There are many more options now and lots of new terminology: social enterprise, social innovation, social entrepreneurship, for benefit, social venture.
Once upon a time you existed for social good or you existed to make money. It’s not so clear anymore.
Visionary nonprofit leaders are paying attention to the blurring lines (
even if the terminology remains fuzzy).
A History of Social Enterprise
Way back in 1917 Girl Scouts started selling cookies.

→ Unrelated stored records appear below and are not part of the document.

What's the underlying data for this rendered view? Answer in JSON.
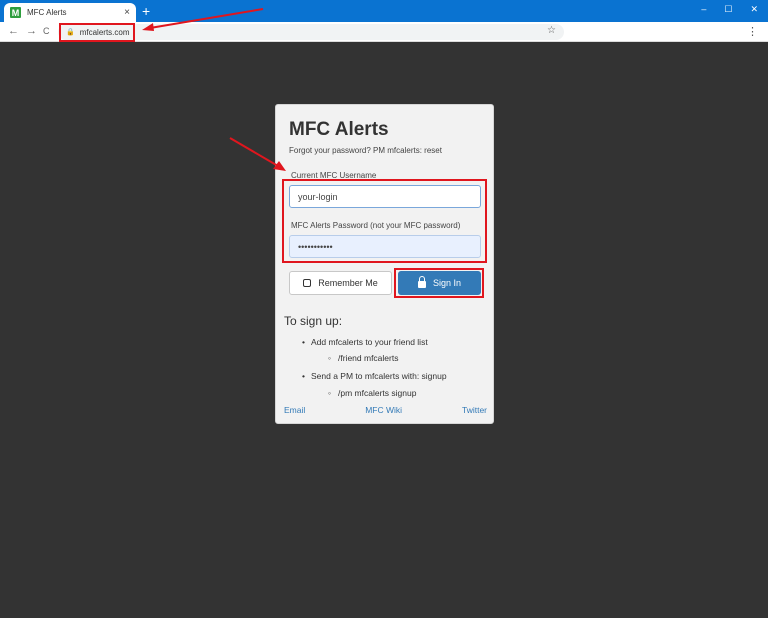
{
  "browser": {
    "tab_title": "MFC Alerts",
    "favicon_letter": "M",
    "new_tab": "+",
    "close": "×",
    "window_controls": [
      "–",
      "☐",
      "✕"
    ],
    "nav": {
      "back": "←",
      "forward": "→",
      "reload": "C"
    },
    "url": "mfcalerts.com",
    "lock_glyph": "🔒",
    "star": "☆",
    "menu": "⋮"
  },
  "login": {
    "title": "MFC Alerts",
    "subtitle": "Forgot your password? PM mfcalerts: reset",
    "username_label": "Current MFC Username",
    "username_value": "your-login",
    "password_label": "MFC Alerts Password (not your MFC password)",
    "password_value": "•••••••••••",
    "remember_label": "Remember Me",
    "signin_label": "Sign In"
  },
  "signup": {
    "title": "To sign up:",
    "step1": "Add mfcalerts to your friend list",
    "step1_cmd": "/friend mfcalerts",
    "step2": "Send a PM to mfcalerts with: signup",
    "step2_cmd": "/pm mfcalerts signup",
    "bullet": "•",
    "sub_bullet": "◦"
  },
  "footer_links": {
    "email": "Email",
    "wiki": "MFC Wiki",
    "twitter": "Twitter"
  },
  "annotation_color": "#e0161e"
}
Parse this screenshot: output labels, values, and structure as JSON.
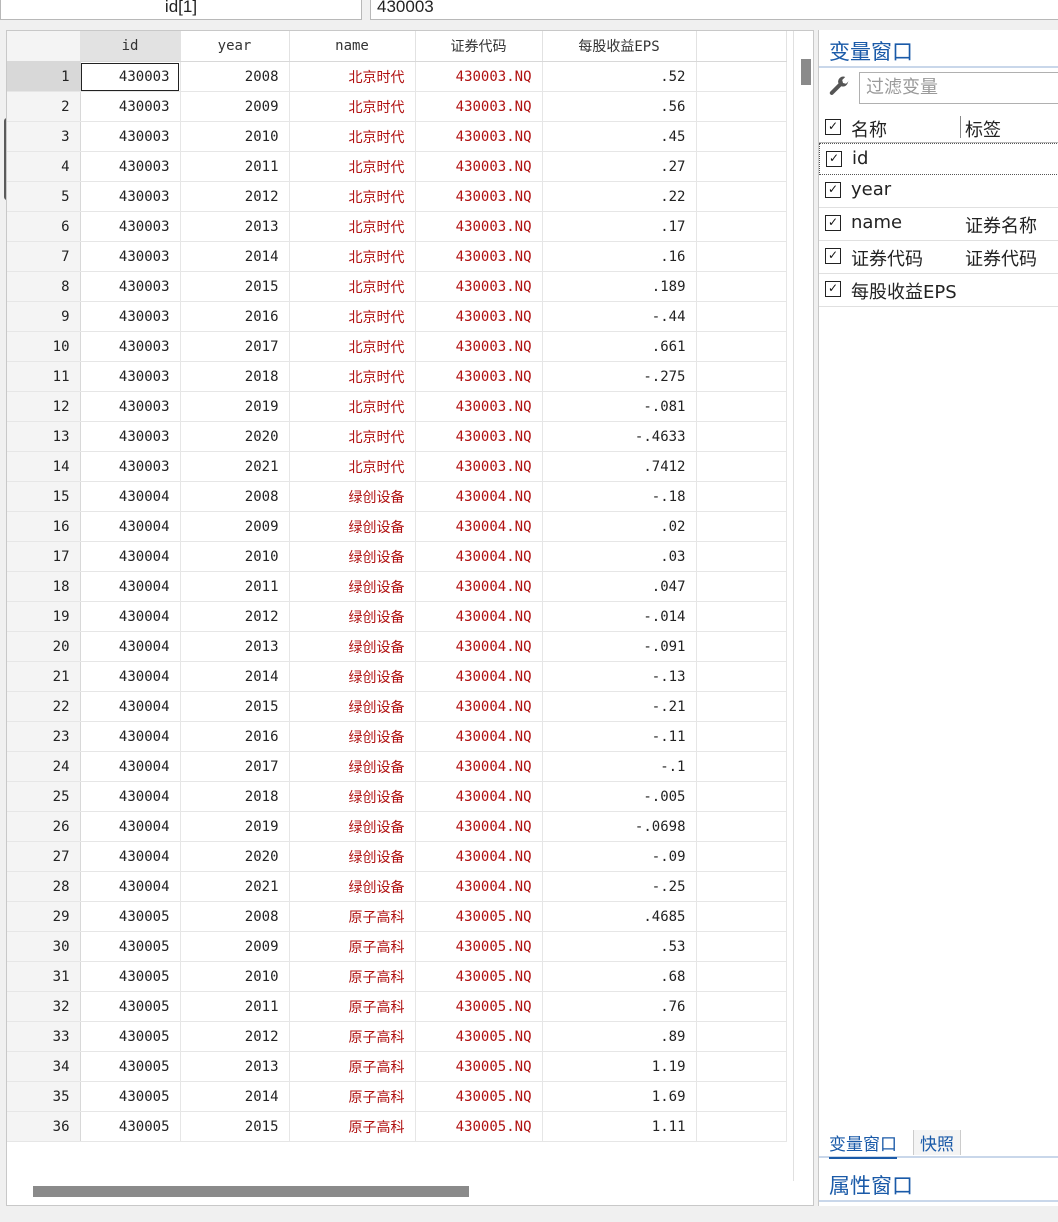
{
  "editbar": {
    "cell_ref": "id[1]",
    "cell_value": "430003"
  },
  "grid": {
    "columns": [
      "id",
      "year",
      "name",
      "证券代码",
      "每股收益EPS"
    ],
    "rows": [
      [
        "1",
        "430003",
        "2008",
        "北京时代",
        "430003.NQ",
        ".52"
      ],
      [
        "2",
        "430003",
        "2009",
        "北京时代",
        "430003.NQ",
        ".56"
      ],
      [
        "3",
        "430003",
        "2010",
        "北京时代",
        "430003.NQ",
        ".45"
      ],
      [
        "4",
        "430003",
        "2011",
        "北京时代",
        "430003.NQ",
        ".27"
      ],
      [
        "5",
        "430003",
        "2012",
        "北京时代",
        "430003.NQ",
        ".22"
      ],
      [
        "6",
        "430003",
        "2013",
        "北京时代",
        "430003.NQ",
        ".17"
      ],
      [
        "7",
        "430003",
        "2014",
        "北京时代",
        "430003.NQ",
        ".16"
      ],
      [
        "8",
        "430003",
        "2015",
        "北京时代",
        "430003.NQ",
        ".189"
      ],
      [
        "9",
        "430003",
        "2016",
        "北京时代",
        "430003.NQ",
        "-.44"
      ],
      [
        "10",
        "430003",
        "2017",
        "北京时代",
        "430003.NQ",
        ".661"
      ],
      [
        "11",
        "430003",
        "2018",
        "北京时代",
        "430003.NQ",
        "-.275"
      ],
      [
        "12",
        "430003",
        "2019",
        "北京时代",
        "430003.NQ",
        "-.081"
      ],
      [
        "13",
        "430003",
        "2020",
        "北京时代",
        "430003.NQ",
        "-.4633"
      ],
      [
        "14",
        "430003",
        "2021",
        "北京时代",
        "430003.NQ",
        ".7412"
      ],
      [
        "15",
        "430004",
        "2008",
        "绿创设备",
        "430004.NQ",
        "-.18"
      ],
      [
        "16",
        "430004",
        "2009",
        "绿创设备",
        "430004.NQ",
        ".02"
      ],
      [
        "17",
        "430004",
        "2010",
        "绿创设备",
        "430004.NQ",
        ".03"
      ],
      [
        "18",
        "430004",
        "2011",
        "绿创设备",
        "430004.NQ",
        ".047"
      ],
      [
        "19",
        "430004",
        "2012",
        "绿创设备",
        "430004.NQ",
        "-.014"
      ],
      [
        "20",
        "430004",
        "2013",
        "绿创设备",
        "430004.NQ",
        "-.091"
      ],
      [
        "21",
        "430004",
        "2014",
        "绿创设备",
        "430004.NQ",
        "-.13"
      ],
      [
        "22",
        "430004",
        "2015",
        "绿创设备",
        "430004.NQ",
        "-.21"
      ],
      [
        "23",
        "430004",
        "2016",
        "绿创设备",
        "430004.NQ",
        "-.11"
      ],
      [
        "24",
        "430004",
        "2017",
        "绿创设备",
        "430004.NQ",
        "-.1"
      ],
      [
        "25",
        "430004",
        "2018",
        "绿创设备",
        "430004.NQ",
        "-.005"
      ],
      [
        "26",
        "430004",
        "2019",
        "绿创设备",
        "430004.NQ",
        "-.0698"
      ],
      [
        "27",
        "430004",
        "2020",
        "绿创设备",
        "430004.NQ",
        "-.09"
      ],
      [
        "28",
        "430004",
        "2021",
        "绿创设备",
        "430004.NQ",
        "-.25"
      ],
      [
        "29",
        "430005",
        "2008",
        "原子高科",
        "430005.NQ",
        ".4685"
      ],
      [
        "30",
        "430005",
        "2009",
        "原子高科",
        "430005.NQ",
        ".53"
      ],
      [
        "31",
        "430005",
        "2010",
        "原子高科",
        "430005.NQ",
        ".68"
      ],
      [
        "32",
        "430005",
        "2011",
        "原子高科",
        "430005.NQ",
        ".76"
      ],
      [
        "33",
        "430005",
        "2012",
        "原子高科",
        "430005.NQ",
        ".89"
      ],
      [
        "34",
        "430005",
        "2013",
        "原子高科",
        "430005.NQ",
        "1.19"
      ],
      [
        "35",
        "430005",
        "2014",
        "原子高科",
        "430005.NQ",
        "1.69"
      ],
      [
        "36",
        "430005",
        "2015",
        "原子高科",
        "430005.NQ",
        "1.11"
      ]
    ]
  },
  "variables_panel": {
    "title": "变量窗口",
    "filter_placeholder": "过滤变量",
    "header": {
      "name": "名称",
      "label": "标签"
    },
    "items": [
      {
        "name": "id",
        "label": ""
      },
      {
        "name": "year",
        "label": ""
      },
      {
        "name": "name",
        "label": "证券名称"
      },
      {
        "name": "证券代码",
        "label": "证券代码"
      },
      {
        "name": "每股收益EPS",
        "label": ""
      }
    ],
    "tabs": [
      "变量窗口",
      "快照"
    ],
    "properties_title": "属性窗口"
  },
  "colors": {
    "string_text": "#b01010",
    "panel_accent": "#1a5aa8"
  },
  "icons": {
    "filter": "wrench-icon",
    "checkbox": "checkbox-checked-icon"
  }
}
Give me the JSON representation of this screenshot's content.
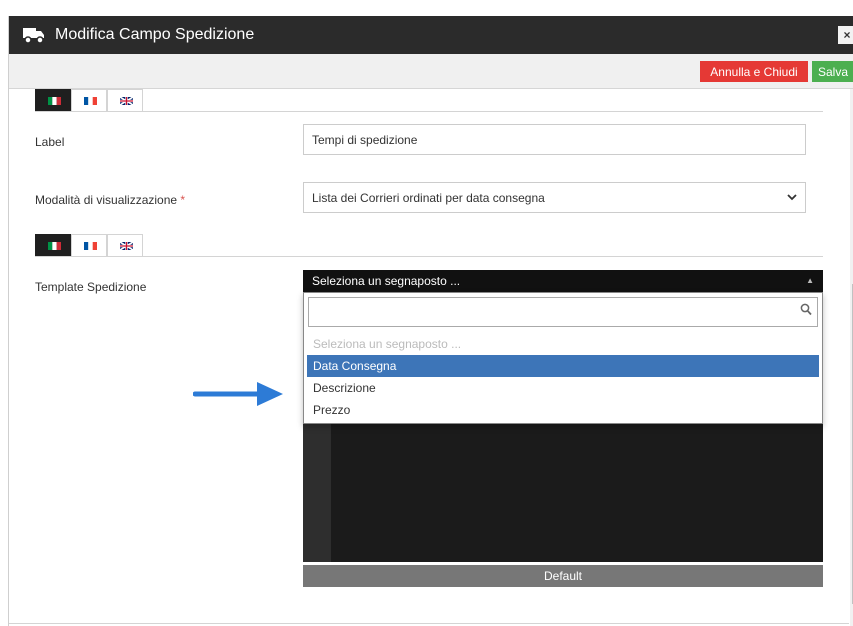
{
  "window": {
    "title": "Modifica Campo Spedizione",
    "icon": "truck-icon",
    "close_glyph": "×"
  },
  "toolbar": {
    "cancel_label": "Annulla e Chiudi",
    "save_label": "Salva",
    "cancel_color": "#e53935",
    "save_color": "#4caf50"
  },
  "form": {
    "label_field": {
      "label": "Label",
      "value": "Tempi di spedizione"
    },
    "display_mode": {
      "label": "Modalità di visualizzazione",
      "required_mark": "*",
      "value": "Lista dei Corrieri ordinati per data consegna"
    },
    "template": {
      "label": "Template Spedizione"
    },
    "languages": [
      "it",
      "fr",
      "en"
    ]
  },
  "dropdown": {
    "selected": "Seleziona un segnaposto ...",
    "search_value": "",
    "options": [
      "Seleziona un segnaposto ...",
      "Data Consegna",
      "Descrizione",
      "Prezzo"
    ],
    "highlighted_index": 1
  },
  "default_button": "Default",
  "colors": {
    "titlebar": "#2b2b2b",
    "highlight": "#3d75b8",
    "editor": "#1b1b1b",
    "annotation_arrow": "#2d7bd6"
  }
}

Pretty soon they were earning a lot more than was needed for a camping trip.
On the other side of the equation, the actor Paul Newman cre
ated Newman’s Own products and donated all after-tax proceeds to charities including his own Hole in the Wall Camp (now SeriousFun Children’s Network).
Two different approaches – one from a nonprofit, one from a for-profit – both designed to raise money for children’s programs.
In recent years both approaches have become popular. Regardless of tax status, many organizations exist for social good.
What’s different now is the sense that traditional funding sources may be drying up. To make up for shortfalls you need to take an entrepreneur’s view of making money.
The most important consideration is keeping the venture aligned with. Your social enterprise will take a lot of effort – effort that should not divert your attention from the mission.
Girl Scouts started out baking the cookies they sold. They were learning cooking skills and business skills. Although they don’t make the millions of boxes sold every year now, they do learn how to sell and how to manage money.
If you haven’t begun to explore the possibility of creating a product or service that produces income, now is the time.